January is National Mentoring Month, a time to highlight the impact caring adults can have in the lives of young people. United Way’s mentoring programs vary, from improving student success in school, to promoting healthy eating and physical activity, to guiding young adults into a successful career. Here is some advice from United Way volunteers who mentor young professionals.
- Ask questions. Don’t be embarrassed to ask questions about everything you need to know. If you don’t understand an assignment, ask for clarification. It benefits everyone when you complete a task the right way; the only way to get it right is to ask questions.
- Be present and patient. In every new job, there is a learning curve. The first few weeks will likely be exhausting and overload you with information. Recognize it takes time to adjust and make sure you take notes, listen, observe and participate.
- Set your schedule. Time management is a valuable skill. Make use of an electronic or paper-based day planner to help organize, prioritize and schedule your day. Doing so creates a visual reminder of the assignments important to you and how much time you have to complete them.
- Build your network. Networking is a valuable strategy at every stage of your career. Get to know as many experienced professionals as you can – you never know who might be the one to help build your professional reputation and advance your career.
- Take leadership roles early on. Don’t be afraid to lead initiatives. Joining a workplace committee or leading a pilot project will add variety to your work, give you an opportunity to influence decisions, expand your knowledge and build your network.
- Study how your role affects the larger picture. Getting bogged down in the daily grind can be a challenge. Create your own mission statement about your role and how it affects the work of your organization or company. Write it down and place it where you can see as a reminder of the impact of your role.
- Don’t be afraid to fail. There is always something to learn from failure, and always room for improvement. Take each failure as learning opportunity and ask yourself, “What can I do better next time?”

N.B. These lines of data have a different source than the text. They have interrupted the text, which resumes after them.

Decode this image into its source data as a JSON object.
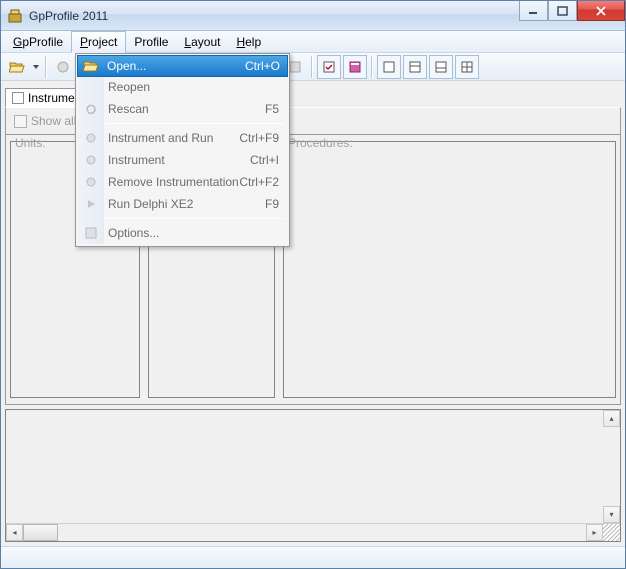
{
  "window": {
    "title": "GpProfile 2011"
  },
  "menubar": [
    {
      "label": "GpProfile",
      "accel": "G"
    },
    {
      "label": "Project",
      "accel": "P"
    },
    {
      "label": "Profile",
      "accel": null
    },
    {
      "label": "Layout",
      "accel": "L"
    },
    {
      "label": "Help",
      "accel": "H"
    }
  ],
  "dropdown": {
    "items": [
      {
        "icon": "folder-open-icon",
        "label": "Open...",
        "shortcut": "Ctrl+O",
        "enabled": true,
        "highlight": true
      },
      {
        "icon": null,
        "label": "Reopen",
        "shortcut": "",
        "enabled": false
      },
      {
        "icon": "refresh-icon",
        "label": "Rescan",
        "shortcut": "F5",
        "enabled": false
      },
      {
        "sep": true
      },
      {
        "icon": "gear-run-icon",
        "label": "Instrument and Run",
        "shortcut": "Ctrl+F9",
        "enabled": false
      },
      {
        "icon": "gear-icon",
        "label": "Instrument",
        "shortcut": "Ctrl+I",
        "enabled": false
      },
      {
        "icon": "gear-remove-icon",
        "label": "Remove Instrumentation",
        "shortcut": "Ctrl+F2",
        "enabled": false
      },
      {
        "icon": "play-icon",
        "label": "Run Delphi XE2",
        "shortcut": "F9",
        "enabled": false
      },
      {
        "sep": true
      },
      {
        "icon": "options-icon",
        "label": "Options...",
        "shortcut": "",
        "enabled": false
      }
    ]
  },
  "tabs": {
    "tab1": "Instrumentation"
  },
  "subbar": {
    "showall": "Show all folders",
    "units": "Units:",
    "procedures": "Procedures:"
  },
  "toolbar_icons": [
    "folder-open-icon",
    "dropdown-arrow-icon",
    "gear-run-icon",
    "gear-icon",
    "gear-remove-icon",
    "refresh-icon",
    "link-add-icon",
    "link-remove-icon",
    "chain-add-icon",
    "chain-remove-icon",
    "grid-icon",
    "checkbox-icon",
    "book-icon",
    "panel-single-icon",
    "panel-split-h-icon",
    "panel-split-v-icon",
    "panel-grid-icon"
  ]
}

What is your advice for young professionals to thrive in their roles? Add them in the comments below.